The second is strategic alignment, which requires goal setting. Your recruitment partner must have a clear idea of your recruitment goals.

And the third is performance monitoring. That means reviewing the effectiveness of your recruitment. You should do that regularly.

Ensure your goals are relevant, measurable, and specific so you are objective during this process.


Use Technology

You should also make the most of modern technology. It will help you with all three of these goals. For example, you can use collaborative software to monitor recruitment efforts.

The recruitment company may also have tools to help you get the most from this partnership. Applicant tracking systems are a good example. You should also be open to new ideas and innovations, like using AI technology to screen CVs.

Embracing cutting-edge solutions will help you stay competitive with your recruitment efforts. That is important for meeting turnaround times and winning over candidates ahead of your competitors.


Considering a Hybrid Model

If you aren't ready to move to an outsourced approach or have reservations, the hybrid model is another option. That's helpful when transitioning between one and the other. Alternatively, you can use it to help balance your need for in-house input.

With a hybrid model, you can exploit the advantages of both choices. So, to make the most of this model, you need a clear idea of your strengths in-house and help preserve them.

Simultaneously, an honest assessment of your weak spots will help you plug that gap with an outsourced model.

For example, you may be skilled at recruiting for short-term positions. However, you may not have the in-house expertise to source candidates for highly specialist positions.

If you opt for this model, set aside intervals in the year when you carry out an assessment. It may be that your company has changed in that time, and one model's advantage now outweighs the others.

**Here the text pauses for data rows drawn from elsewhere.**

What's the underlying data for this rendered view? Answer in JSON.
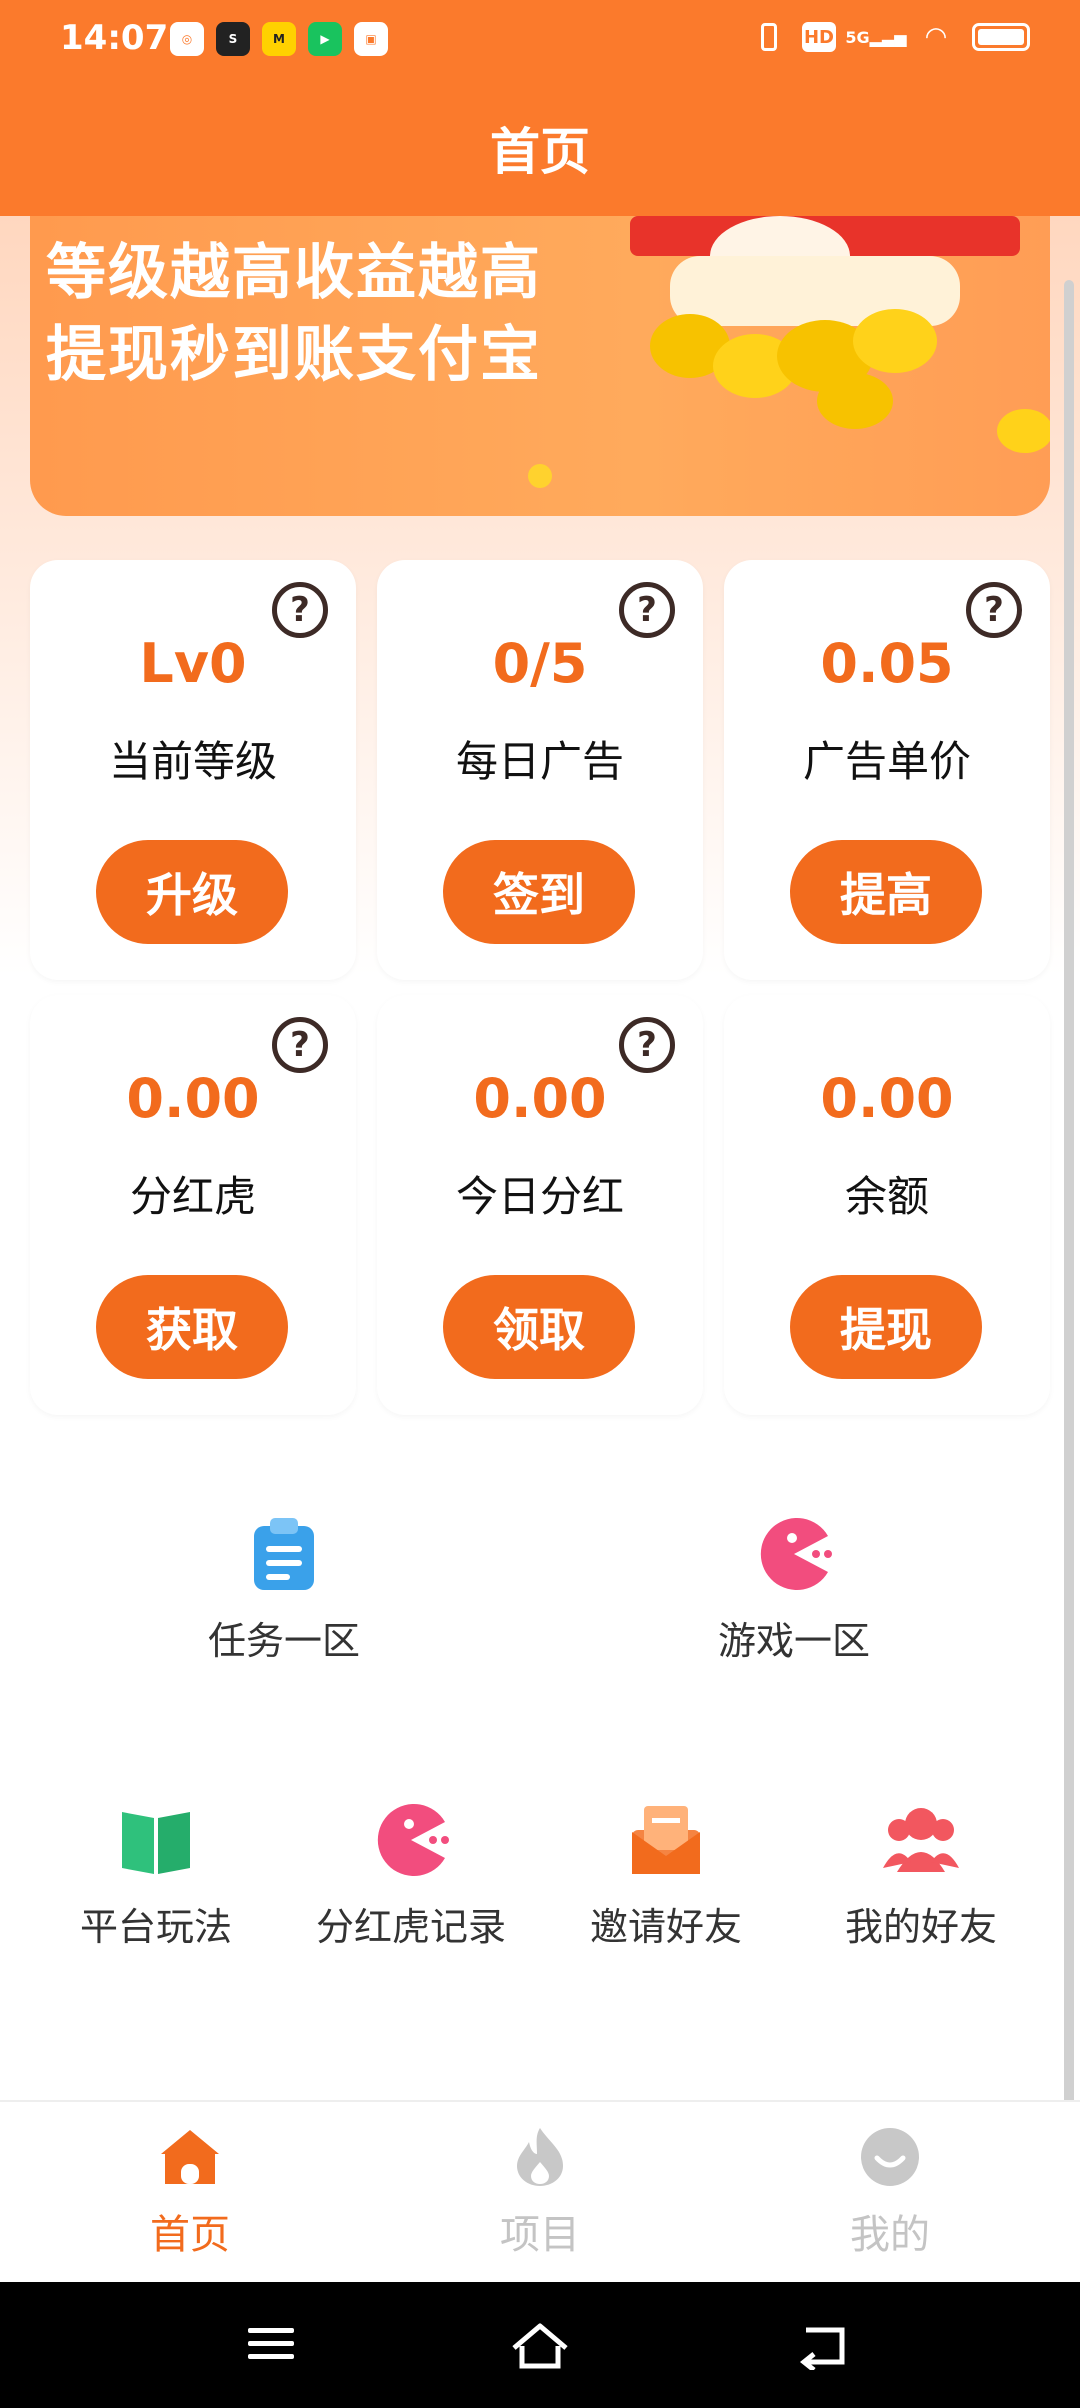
{
  "status_bar": {
    "time": "14:07",
    "app_icons": [
      "soul-app-icon",
      "meituan-app-icon",
      "video-app-icon",
      "shop-app-icon"
    ],
    "network": "5G",
    "hd_label": "HD"
  },
  "header": {
    "title": "首页"
  },
  "banner": {
    "line1": "等级越高收益越高",
    "line2": "提现秒到账支付宝"
  },
  "stats": [
    {
      "value": "Lv0",
      "label": "当前等级",
      "button": "升级",
      "has_help": true
    },
    {
      "value": "0/5",
      "label": "每日广告",
      "button": "签到",
      "has_help": true
    },
    {
      "value": "0.05",
      "label": "广告单价",
      "button": "提高",
      "has_help": true
    },
    {
      "value": "0.00",
      "label": "分红虎",
      "button": "获取",
      "has_help": true
    },
    {
      "value": "0.00",
      "label": "今日分红",
      "button": "领取",
      "has_help": true
    },
    {
      "value": "0.00",
      "label": "余额",
      "button": "提现",
      "has_help": false
    }
  ],
  "zones": [
    {
      "label": "任务一区",
      "icon": "clipboard-icon"
    },
    {
      "label": "游戏一区",
      "icon": "pacman-icon"
    }
  ],
  "quick_links": [
    {
      "label": "平台玩法",
      "icon": "book-icon"
    },
    {
      "label": "分红虎记录",
      "icon": "pacman-icon"
    },
    {
      "label": "邀请好友",
      "icon": "envelope-icon"
    },
    {
      "label": "我的好友",
      "icon": "friends-icon"
    }
  ],
  "bottom_nav": [
    {
      "label": "首页",
      "icon": "home-icon",
      "active": true
    },
    {
      "label": "项目",
      "icon": "fire-icon",
      "active": false
    },
    {
      "label": "我的",
      "icon": "smile-icon",
      "active": false
    }
  ],
  "colors": {
    "primary": "#fb7a2c",
    "accent": "#f26b1d",
    "inactive": "#c4c4c4"
  }
}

Review your partnership plus your in-house team, monitor the metrics, and ensure it delivers the recruitment goals you need as a business.

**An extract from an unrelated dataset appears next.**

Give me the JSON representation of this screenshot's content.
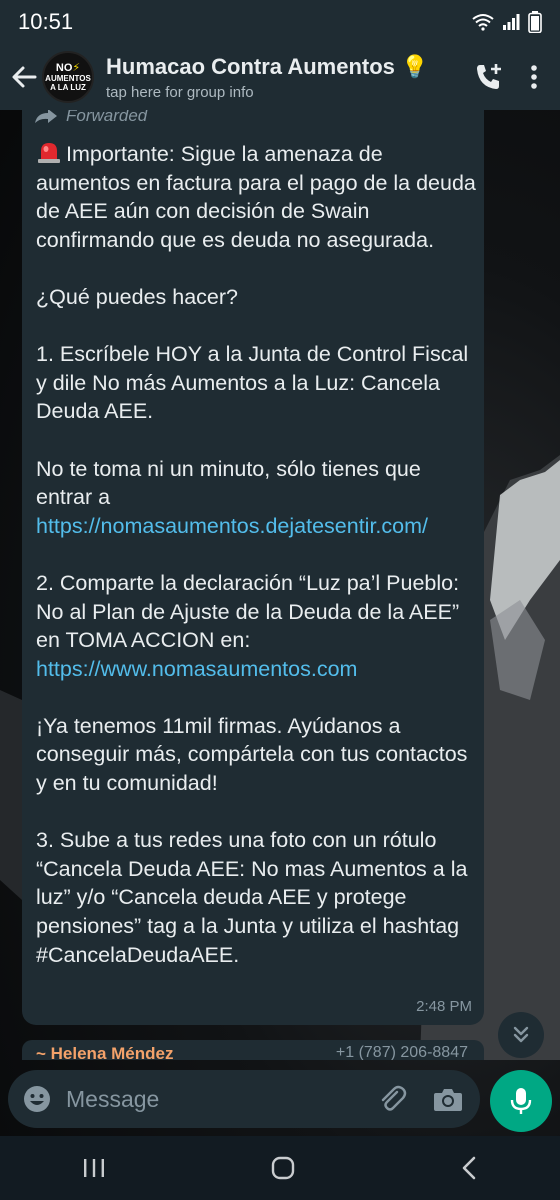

Finding a Recruitment Team That Delivers

As you can see, an outsourced recruitment team has many advantages.

But to make the most of those benefits, it's worth having a coherent strategy for your hiring process. You should also take the time to find a partner who offers synergy and helps you hit your recruitment goals.

At Hire Velocity, we have created an innovative solution to support your hiring efforts. At the heart of that model, we work closely with your team's recruitment goals and business objectives. To find out more, book a call with one of our recruitment experts.